We all know what Cuban music sounds like, right? Buena Vista Social Club, right? Or maybe a swinging big band with pounding African percussion, Desi Arnaz or Armand Assante warbling mambo songs of love into a big silver microphone? Tito Puente? Miami Sound Machine? But no; although she’s obviously heard them all, Yusa sounds nothing like any of those acts.
So she’s a young Americanista, no? Someone influenced more by the massive nation located only 90 miles away than her own tiny little island, sure, makes sense, who isn’t? Hip-hop! Rock and roll! Country! Blues! All our indigenous art forms! Again, though, you’d be wrong. There’s more than a little Joni Mitchell and Tracy Chapman in Yusa, but she’s barking up a different tree.
Yusa’s self-titled debut is an ambitious work by an intelligent and hugely talented young singer-songwriter—and her music has almost nothing to do with any Cuban music ever heard before, and not very much to do with anything current in the USA. But that leaves her an interesting place to emulate: Brazil. In fact, were she not singing in Spanish instead of Portuguese, I would swear that she was the new star of Musica Popular Brasileira.

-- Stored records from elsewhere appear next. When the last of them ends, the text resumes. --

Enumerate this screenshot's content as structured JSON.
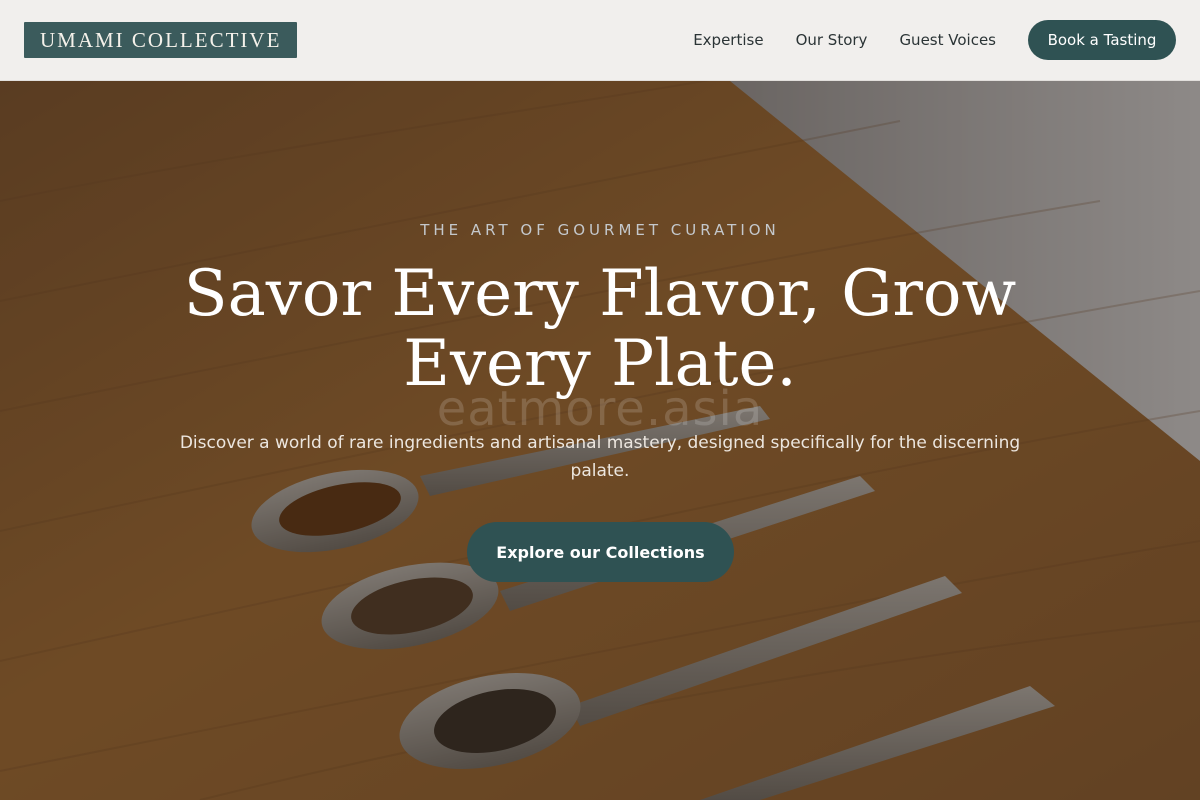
{
  "header": {
    "logo": "UMAMI COLLECTIVE",
    "nav": [
      {
        "label": "Expertise"
      },
      {
        "label": "Our Story"
      },
      {
        "label": "Guest Voices"
      }
    ],
    "cta_label": "Book a Tasting"
  },
  "hero": {
    "eyebrow": "THE ART OF GOURMET CURATION",
    "headline": "Savor Every Flavor, Grow Every Plate.",
    "watermark": "eatmore.asia",
    "subtext": "Discover a world of rare ingredients and artisanal mastery, designed specifically for the discerning palate.",
    "cta_label": "Explore our Collections"
  },
  "colors": {
    "brand": "#3b5b5c",
    "button": "#2f5253",
    "header_bg": "#f1efed"
  }
}
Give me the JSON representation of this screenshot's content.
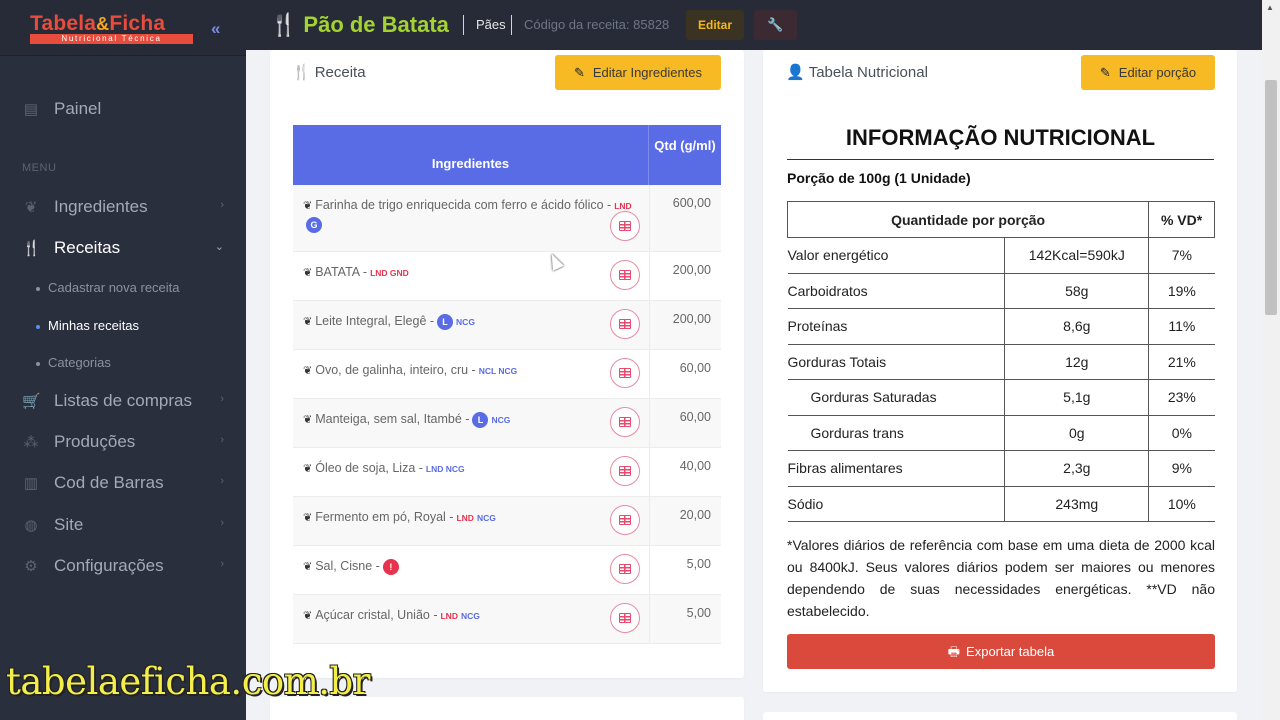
{
  "sidebar": {
    "logo_main_1": "Tabela",
    "logo_amp": "&",
    "logo_main_2": "Ficha",
    "logo_sub": "Nutricional Técnica",
    "collapse_glyph": "«",
    "menu_label": "MENU",
    "items": [
      {
        "label": "Painel",
        "icon": "dashboard-icon"
      },
      {
        "label": "Ingredientes",
        "icon": "leaf-icon"
      },
      {
        "label": "Receitas",
        "icon": "utensils-icon"
      },
      {
        "label": "Listas de compras",
        "icon": "cart-icon"
      },
      {
        "label": "Produções",
        "icon": "boxes-icon"
      },
      {
        "label": "Cod de Barras",
        "icon": "barcode-icon"
      },
      {
        "label": "Site",
        "icon": "globe-icon"
      },
      {
        "label": "Configurações",
        "icon": "users-cog-icon"
      }
    ],
    "sub_items": [
      "Cadastrar nova receita",
      "Minhas receitas",
      "Categorias"
    ]
  },
  "topbar": {
    "title": "Pão de Batata",
    "category": "Pães",
    "code": "Código da receita: 85828",
    "edit_label": "Editar"
  },
  "recipe_card": {
    "title": "Receita",
    "edit_button": "Editar Ingredientes",
    "col_ingredients": "Ingredientes",
    "col_qty": "Qtd (g/ml)",
    "rows": [
      {
        "name": "Farinha de trigo enriquecida com ferro e ácido fólico -",
        "tags_red": "LND",
        "tags_blue": "",
        "pill": "G",
        "pill_color": "blue",
        "qty": "600,00"
      },
      {
        "name": "BATATA -",
        "tags_red": "LND  GND",
        "tags_blue": "",
        "pill": "",
        "pill_color": "",
        "qty": "200,00"
      },
      {
        "name": "Leite Integral, Elegê -",
        "tags_red": "",
        "tags_blue": "NCG",
        "pill": "L",
        "pill_color": "blue",
        "qty": "200,00"
      },
      {
        "name": "Ovo, de galinha, inteiro, cru -",
        "tags_red": "",
        "tags_blue": "NCL NCG",
        "pill": "",
        "pill_color": "",
        "qty": "60,00"
      },
      {
        "name": "Manteiga, sem sal, Itambé -",
        "tags_red": "",
        "tags_blue": "NCG",
        "pill": "L",
        "pill_color": "blue",
        "qty": "60,00"
      },
      {
        "name": "Óleo de soja, Liza -",
        "tags_red": "",
        "tags_blue": "LND NCG",
        "pill": "",
        "pill_color": "",
        "qty": "40,00"
      },
      {
        "name": "Fermento em pó, Royal -",
        "tags_red": "LND",
        "tags_blue": "NCG",
        "pill": "",
        "pill_color": "",
        "qty": "20,00"
      },
      {
        "name": "Sal, Cisne -",
        "tags_red": "",
        "tags_blue": "",
        "pill": "!",
        "pill_color": "red",
        "qty": "5,00"
      },
      {
        "name": "Açúcar cristal, União -",
        "tags_red": "LND",
        "tags_blue": "NCG",
        "pill": "",
        "pill_color": "",
        "qty": "5,00"
      }
    ]
  },
  "nutrition_card": {
    "title": "Tabela Nutricional",
    "edit_button": "Editar porção",
    "heading": "INFORMAÇÃO NUTRICIONAL",
    "portion": "Porção de 100g (1 Unidade)",
    "col_qty": "Quantidade por porção",
    "col_vd": "% VD*",
    "rows": [
      {
        "label": "Valor energético",
        "value": "142Kcal=590kJ",
        "vd": "7%",
        "indent": false
      },
      {
        "label": "Carboidratos",
        "value": "58g",
        "vd": "19%",
        "indent": false
      },
      {
        "label": "Proteínas",
        "value": "8,6g",
        "vd": "11%",
        "indent": false
      },
      {
        "label": "Gorduras Totais",
        "value": "12g",
        "vd": "21%",
        "indent": false
      },
      {
        "label": "Gorduras Saturadas",
        "value": "5,1g",
        "vd": "23%",
        "indent": true
      },
      {
        "label": "Gorduras trans",
        "value": "0g",
        "vd": "0%",
        "indent": true
      },
      {
        "label": "Fibras alimentares",
        "value": "2,3g",
        "vd": "9%",
        "indent": false
      },
      {
        "label": "Sódio",
        "value": "243mg",
        "vd": "10%",
        "indent": false
      }
    ],
    "note": "*Valores diários de referência com base em uma dieta de 2000 kcal ou 8400kJ. Seus valores diários podem ser maiores ou menores dependendo de suas necessidades energéticas. **VD não estabelecido.",
    "export_button": "Exportar tabela"
  },
  "watermark": "tabelaeficha.com.br",
  "colors": {
    "sidebar_bg": "#2a2f3d",
    "accent_blue": "#5a6be6",
    "brand_green": "#a4d233",
    "warning_yellow": "#f7b924",
    "danger_red": "#d94a3d"
  }
}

Half the songs here seem to have sprung directly from the work of the artists Yusa obviously loves. “La Fábula” mirrors perfectly the kind of shiny Afro-pop perfected by Gilberto Gil in the mid-‘70s; “Tienta Paredes” and “Canción en Cuna Para Freya” both mimic the work of samba classicist Virginia Rodrigues; “Cuestion de Ángulo” and “Mares de Inócencia” are so Milton Nascimento it hurts, soprano sax and all. On “Momentos”, Yusa manages to sound like both Gal Costa and Maria Bethânia, and on “Tomando el Centro” she pulls off a perfect Jorge Ben tribute. At least she’s honoring the right gods.
But it’s not just her. The most striking homage here is “Involución”, could not possibly sound more like a late-model Caetano Veloso tune, all dramatic shifts in time and emotion and stabbing complicated string arrangements and fascinating lyrics: translated, the song begins with the very Veloso verse: “A dinosaur on the stairs / And you don’t see it / Another roaming the sidewalk / And you don’t believe it”. But this song is one of the few that Yusa had no part in writing—it’s the creation of her musical director Pável Urquiza, and it proves that she’s surrounded herself with kindred spirits. Of special note are the contributions of pianist Roberto Carcassés, bassist Jorge Alexander Pérez, and drummer Oliver Valdés, as well as Yusa herself on Spanish guitar, electric guitar, piano, bass, and percussion.
This is a few steps short of an “I love Brazilian music” concept album, and one of those steps are Yusa’s brilliant and poetic lyrics. The slow semi-bossa number “La Número 2” includes the lovely lines “Tiempo, constancia de un sabor / Destino en mi garganta / Que se estancó y se hizo adiós en el silencio” (“Time, the permanence of a taste / Destiny in my throat / Which got stuck into a silent goodbye”), which, when sung by Yusa’s charming strong voice and accented by birdlike strings, could cause a heart to break at 100 yards.
She’s really quite a lyricist when it comes down to it. For Yusa, a line like “Bury the events / Because stones will grow in the road before dawn” is a little throwaway—how many of our “great” new songwriters have been trying to write a line like that for years? On “A Las Doce”, Yusa sings about not being able to sleep because she’s too sad about all the pain and suffering of the world, and calls upon the Yoruban deity Yemayáh to help her be happy—but all lightly, easily, shockingly: “Measure the effort of that blue skirt / Which hides only freedom”. (And yes, it sounds better in Spanish.) She’s not a storyteller but a poet, not a narrative thinker but a dauber, more of an Impressionist than a painter of still lifes; but when a voice this strong is wed to music this beautiful, it all works out.
Not sure where she goes from here, though. This formula of “find a Brazilian style, wed it to some cool lyrics, next song please, repeat” could start to get old after, oh say, seven or eight albums’ worth, and this is only her first. But one intriguing idea comes with the live track “Chiqui-Chaca”. Here, with Urquiza on guitar and co-writer Domingo Candelario on vocals, Yusa bursts out with a style of music that I’ve never heard before, a stutterstep mixing of funk and folk and jazz scatting and beatboxing and R&B. The closest analogue I have is the one-off drunken collaboration between Jorge Ben and Gilberto Gil called Gil e Jorge, but this is still different from that, an unexpected bit of grit and sweat right at the end of an album that errs on the side of caution and beautiful sounds. Plus they use the clicking of a camera for percussion. That rules.
Yusa bears watching. More importantly, her album bears listening. Don’t get left behind when the Cuba/Brazil thing is huge in a year or two; this is the first wave of that future.